** Supplied data follows **

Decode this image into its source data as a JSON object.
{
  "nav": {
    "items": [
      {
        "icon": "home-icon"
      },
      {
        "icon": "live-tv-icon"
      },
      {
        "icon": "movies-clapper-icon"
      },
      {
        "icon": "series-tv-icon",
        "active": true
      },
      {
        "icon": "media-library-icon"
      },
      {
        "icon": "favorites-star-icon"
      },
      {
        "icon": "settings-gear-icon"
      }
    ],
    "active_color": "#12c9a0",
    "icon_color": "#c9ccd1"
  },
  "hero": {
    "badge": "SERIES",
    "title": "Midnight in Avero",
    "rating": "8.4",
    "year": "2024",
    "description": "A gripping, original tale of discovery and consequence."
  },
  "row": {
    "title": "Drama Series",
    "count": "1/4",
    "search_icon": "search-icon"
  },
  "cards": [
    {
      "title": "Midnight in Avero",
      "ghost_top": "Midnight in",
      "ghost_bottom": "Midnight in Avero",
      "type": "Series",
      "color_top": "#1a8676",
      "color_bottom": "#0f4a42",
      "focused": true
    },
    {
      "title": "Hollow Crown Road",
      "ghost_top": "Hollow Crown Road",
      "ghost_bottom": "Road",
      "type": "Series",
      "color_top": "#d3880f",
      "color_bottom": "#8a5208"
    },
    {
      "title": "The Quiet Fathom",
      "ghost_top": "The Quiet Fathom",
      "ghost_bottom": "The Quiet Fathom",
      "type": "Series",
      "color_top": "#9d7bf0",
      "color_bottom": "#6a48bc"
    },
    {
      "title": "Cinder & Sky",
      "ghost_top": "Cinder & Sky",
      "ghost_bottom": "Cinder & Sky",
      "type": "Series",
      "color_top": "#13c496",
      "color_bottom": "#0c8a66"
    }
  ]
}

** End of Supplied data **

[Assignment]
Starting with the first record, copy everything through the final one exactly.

[Response area]
Decode this image into its source data as a JSON object.
{
  "nav": {
    "items": [
      {
        "icon": "home-icon"
      },
      {
        "icon": "live-tv-icon"
      },
      {
        "icon": "movies-clapper-icon"
      },
      {
        "icon": "series-tv-icon",
        "active": true
      },
      {
        "icon": "media-library-icon"
      },
      {
        "icon": "favorites-star-icon"
      },
      {
        "icon": "settings-gear-icon"
      }
    ],
    "active_color": "#12c9a0",
    "icon_color": "#c9ccd1"
  },
  "hero": {
    "badge": "SERIES",
    "title": "Midnight in Avero",
    "rating": "8.4",
    "year": "2024",
    "description": "A gripping, original tale of discovery and consequence."
  },
  "row": {
    "title": "Drama Series",
    "count": "1/4",
    "search_icon": "search-icon"
  },
  "cards": [
    {
      "title": "Midnight in Avero",
      "ghost_top": "Midnight in",
      "ghost_bottom": "Midnight in Avero",
      "type": "Series",
      "color_top": "#1a8676",
      "color_bottom": "#0f4a42",
      "focused": true
    },
    {
      "title": "Hollow Crown Road",
      "ghost_top": "Hollow Crown Road",
      "ghost_bottom": "Road",
      "type": "Series",
      "color_top": "#d3880f",
      "color_bottom": "#8a5208"
    },
    {
      "title": "The Quiet Fathom",
      "ghost_top": "The Quiet Fathom",
      "ghost_bottom": "The Quiet Fathom",
      "type": "Series",
      "color_top": "#9d7bf0",
      "color_bottom": "#6a48bc"
    },
    {
      "title": "Cinder & Sky",
      "ghost_top": "Cinder & Sky",
      "ghost_bottom": "Cinder & Sky",
      "type": "Series",
      "color_top": "#13c496",
      "color_bottom": "#0c8a66"
    }
  ]
}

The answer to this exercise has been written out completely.